◆ **Task**
Make an exact copy of the records, with the images left out.

◆ **Source data**
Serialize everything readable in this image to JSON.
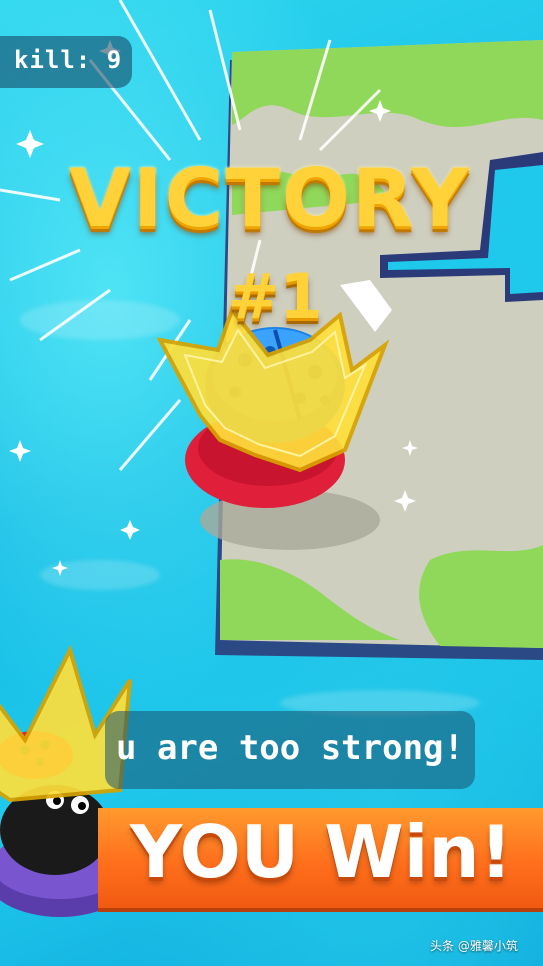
{
  "hud": {
    "kill_label": "kill: 9"
  },
  "result": {
    "title": "VICTORY",
    "rank": "#1",
    "message": "u are too strong!",
    "win_label": "YOU Win!"
  },
  "watermark": "头条 @雅馨小筑",
  "colors": {
    "water": "#1fc9ec",
    "victory_gold": "#ffd23a",
    "win_orange": "#ff6f1c",
    "island_grass": "#8fd85a",
    "island_ground": "#cfcfbf"
  },
  "icons": [
    "ladybug-player-icon",
    "gold-crown-icon",
    "ladybug-opponent-icon",
    "sparkle-icon"
  ]
}
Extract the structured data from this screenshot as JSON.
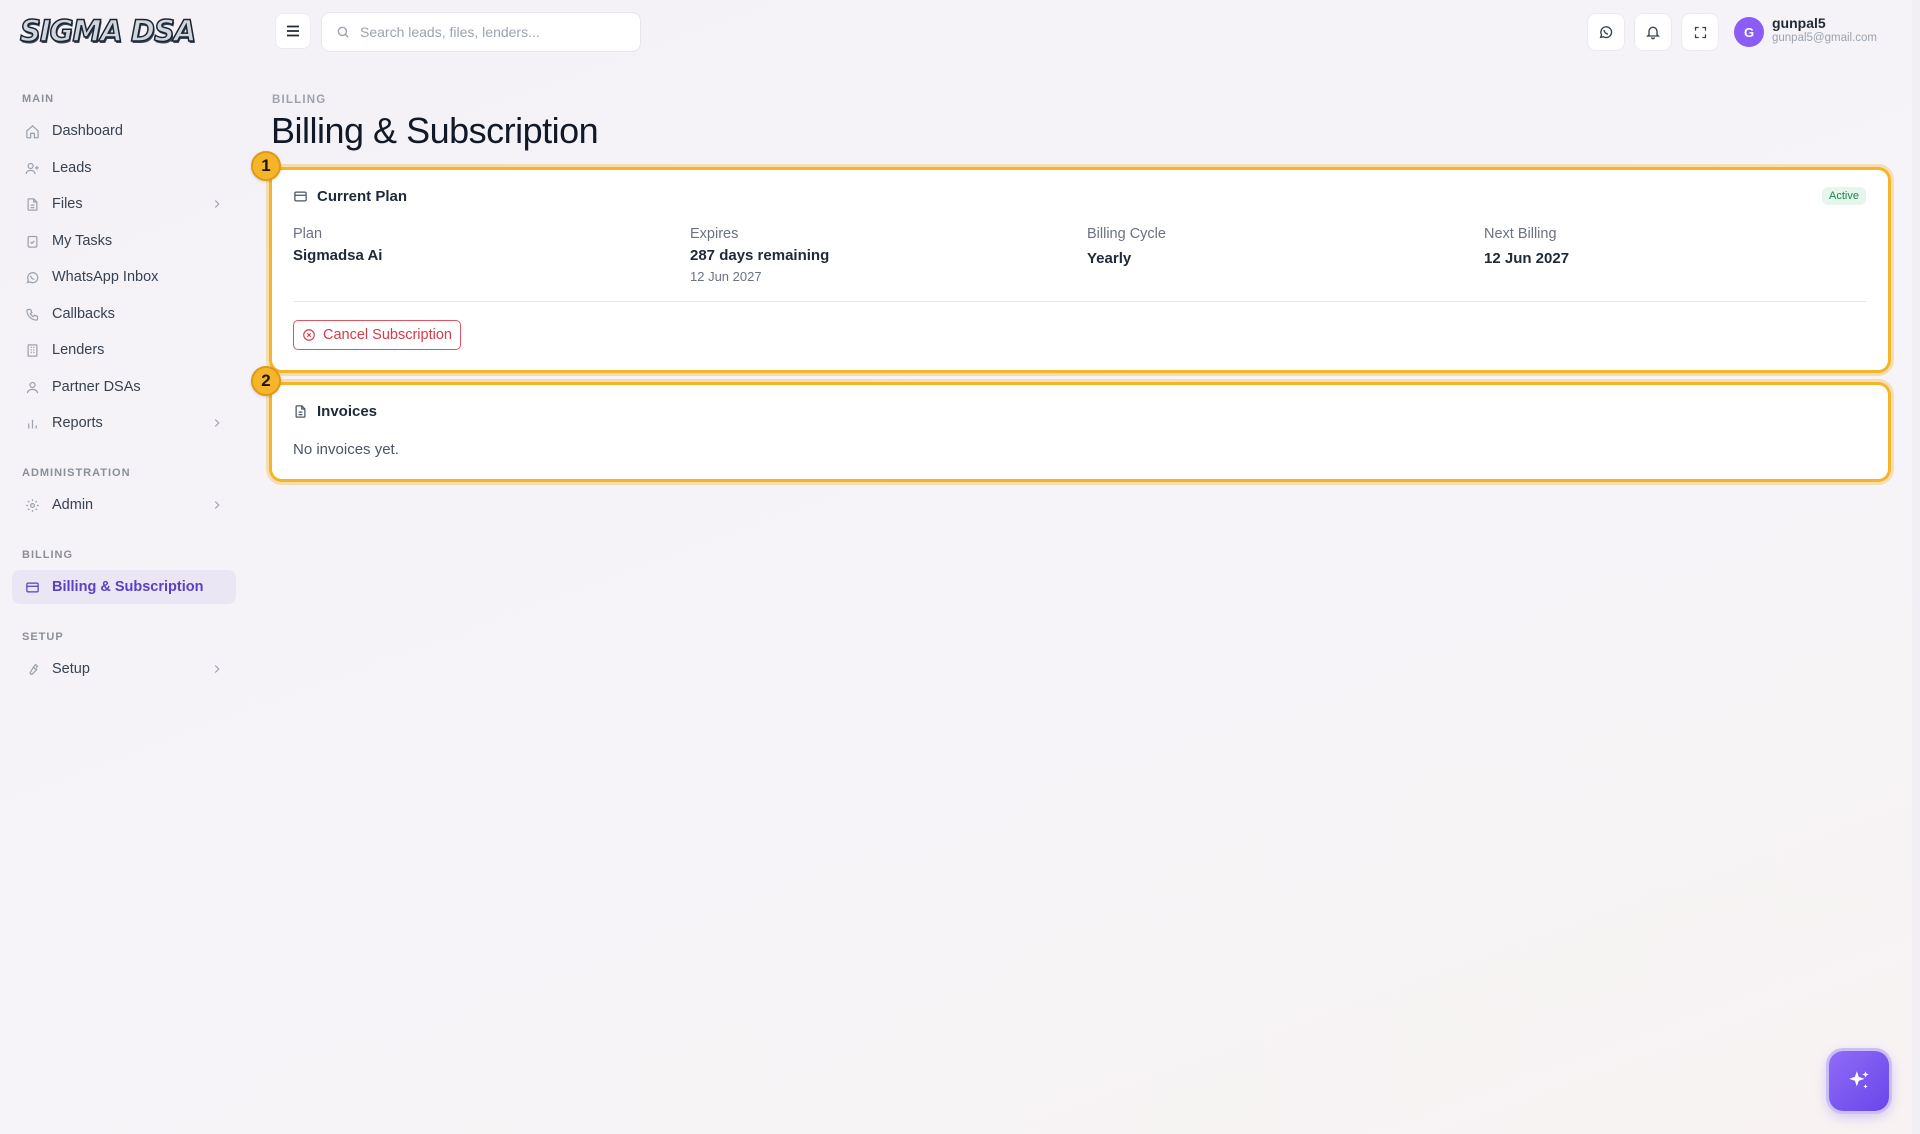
{
  "app": {
    "logo_text": "SIGMA DSA"
  },
  "sidebar": {
    "sections": {
      "main": "MAIN",
      "administration": "ADMINISTRATION",
      "billing": "BILLING",
      "setup": "SETUP"
    },
    "items": {
      "dashboard": "Dashboard",
      "leads": "Leads",
      "files": "Files",
      "tasks": "My Tasks",
      "whatsapp": "WhatsApp Inbox",
      "callbacks": "Callbacks",
      "lenders": "Lenders",
      "partners": "Partner DSAs",
      "reports": "Reports",
      "admin": "Admin",
      "billing": "Billing & Subscription",
      "setup": "Setup"
    }
  },
  "topbar": {
    "search_placeholder": "Search leads, files, lenders...",
    "user": {
      "initial": "G",
      "name": "gunpal5",
      "email": "gunpal5@gmail.com"
    }
  },
  "page": {
    "breadcrumb": "BILLING",
    "title": "Billing & Subscription"
  },
  "markers": {
    "one": "1",
    "two": "2"
  },
  "plan_card": {
    "title": "Current Plan",
    "status": "Active",
    "plan_label": "Plan",
    "plan_value": "Sigmadsa Ai",
    "expires_label": "Expires",
    "expires_value": "287 days remaining",
    "expires_date": "12 Jun 2027",
    "cycle_label": "Billing Cycle",
    "cycle_value": "Yearly",
    "next_label": "Next Billing",
    "next_value": "12 Jun 2027",
    "cancel_label": "Cancel Subscription"
  },
  "invoices_card": {
    "title": "Invoices",
    "empty": "No invoices yet."
  },
  "colors": {
    "accent": "#5b3fc4",
    "highlight": "#f5b52a",
    "danger": "#d63b48",
    "success": "#138a4a"
  }
}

◆ **Response area**
Serialize everything readable in this image to JSON.
{
  "hud": {
    "kill_label": "kill: 9"
  },
  "result": {
    "title": "VICTORY",
    "rank": "#1",
    "message": "u are too strong!",
    "win_label": "YOU Win!"
  },
  "watermark": "头条 @雅馨小筑",
  "colors": {
    "water": "#1fc9ec",
    "victory_gold": "#ffd23a",
    "win_orange": "#ff6f1c",
    "island_grass": "#8fd85a",
    "island_ground": "#cfcfbf"
  },
  "icons": [
    "ladybug-player-icon",
    "gold-crown-icon",
    "ladybug-opponent-icon",
    "sparkle-icon"
  ]
}
Extract the structured data from this screenshot as JSON.
{
  "app": {
    "logo_text": "SIGMA DSA"
  },
  "sidebar": {
    "sections": {
      "main": "MAIN",
      "administration": "ADMINISTRATION",
      "billing": "BILLING",
      "setup": "SETUP"
    },
    "items": {
      "dashboard": "Dashboard",
      "leads": "Leads",
      "files": "Files",
      "tasks": "My Tasks",
      "whatsapp": "WhatsApp Inbox",
      "callbacks": "Callbacks",
      "lenders": "Lenders",
      "partners": "Partner DSAs",
      "reports": "Reports",
      "admin": "Admin",
      "billing": "Billing & Subscription",
      "setup": "Setup"
    }
  },
  "topbar": {
    "search_placeholder": "Search leads, files, lenders...",
    "user": {
      "initial": "G",
      "name": "gunpal5",
      "email": "gunpal5@gmail.com"
    }
  },
  "page": {
    "breadcrumb": "BILLING",
    "title": "Billing & Subscription"
  },
  "markers": {
    "one": "1",
    "two": "2"
  },
  "plan_card": {
    "title": "Current Plan",
    "status": "Active",
    "plan_label": "Plan",
    "plan_value": "Sigmadsa Ai",
    "expires_label": "Expires",
    "expires_value": "287 days remaining",
    "expires_date": "12 Jun 2027",
    "cycle_label": "Billing Cycle",
    "cycle_value": "Yearly",
    "next_label": "Next Billing",
    "next_value": "12 Jun 2027",
    "cancel_label": "Cancel Subscription"
  },
  "invoices_card": {
    "title": "Invoices",
    "empty": "No invoices yet."
  },
  "colors": {
    "accent": "#5b3fc4",
    "highlight": "#f5b52a",
    "danger": "#d63b48",
    "success": "#138a4a"
  }
}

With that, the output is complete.